    Node parent = null;  //for backtracking trail
    Move move = null; // The move we made to go to next neighbor config

    public Node(Stack<Integer>[] st) {
      state = st;
    }

    @Override
    protected Node clone() throws CloneNotSupportedException {
      Stack<Integer>[] cloneStacks = new Stack[state.length];
      for (int i = 0; i < state.length; i++) {
        cloneStacks[i] = (Stack) state[i].clone();
      }
      Node clone = new Node(cloneStacks);
      return clone;
    }

    //returns the neghboring configurations.
    //What all configurations we can get based on current config.
    public List<Node> neighbors() throws CloneNotSupportedException {
      List<Node> neighbors = new ArrayList<>();
      int k = state.length;
      for (int i = 0; i < k; i++) {
        for (int j = 0; j < k; j++) {
          if (i != j && !state[i].isEmpty()) {
            Node child = this.clone();
            //make a move
            if (canWeMove(child.state[i], child.state[j])) {
              child.state[j].push(child.state[i].pop());
              //this is required to backtrack the trail once we find the target config
              child.parent = this;
              //the move we made to get to this neighbor
              child.move = new Move(i, j);
              neighbors.add(child);
            }
          }
        }
      }
      return neighbors;
    }

    public boolean canWeMove(Stack<Integer> fromTower, Stack<Integer> toTower) {
      boolean answer = false;
      if (toTower.isEmpty()) {// if destination peg is empty, then we can move any disc
        return true;
      }
      int toDisc = toTower.peek();
      int fromDisc = fromTower.peek();
      if (fromDisc < toDisc) { //we can only place small disc on top
        answer = true;
      }
      return answer;
    }

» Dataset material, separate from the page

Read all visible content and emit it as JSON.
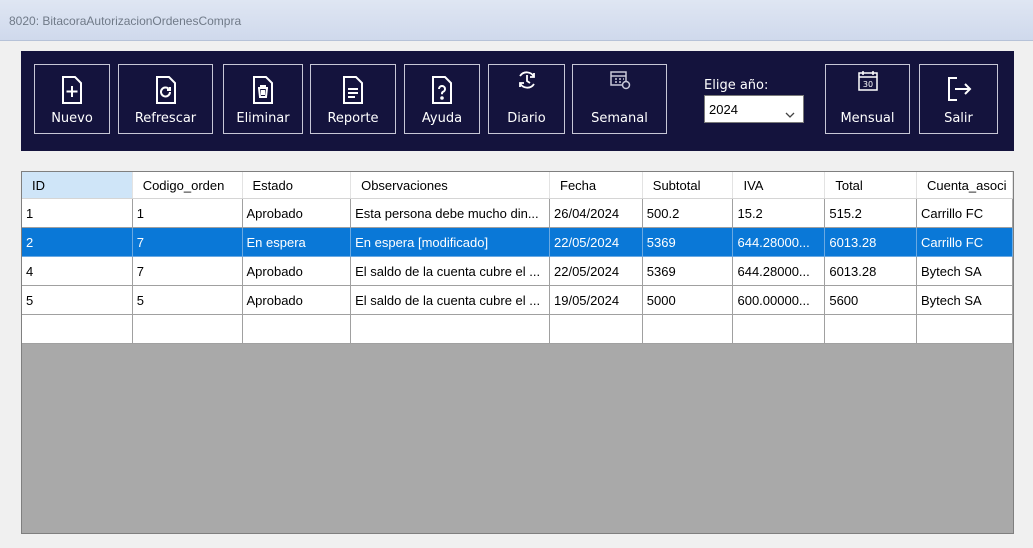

    @Override
    public int hashCode() {
      int hash = 7;
      return hash;
    }

    @Override
    public boolean equals(Object obj) {
      if (obj == null) {
        return false;
      }
      if (getClass() != obj.getClass()) {
        return false;
      }
      final Node other = (Node) obj;
      if (!Arrays.deepEquals(this.state, other.state)) {
        return false;
      }
      return true;
    }

    class Move {

      int pegFrom, pegTo;

      public Move(int f, int t) {
        pegFrom = f + 1;
        pegTo = t + 1;
      }

      @Override
      public String toString() {
        return pegFrom + " " + pegTo;
      }
    }
  }
}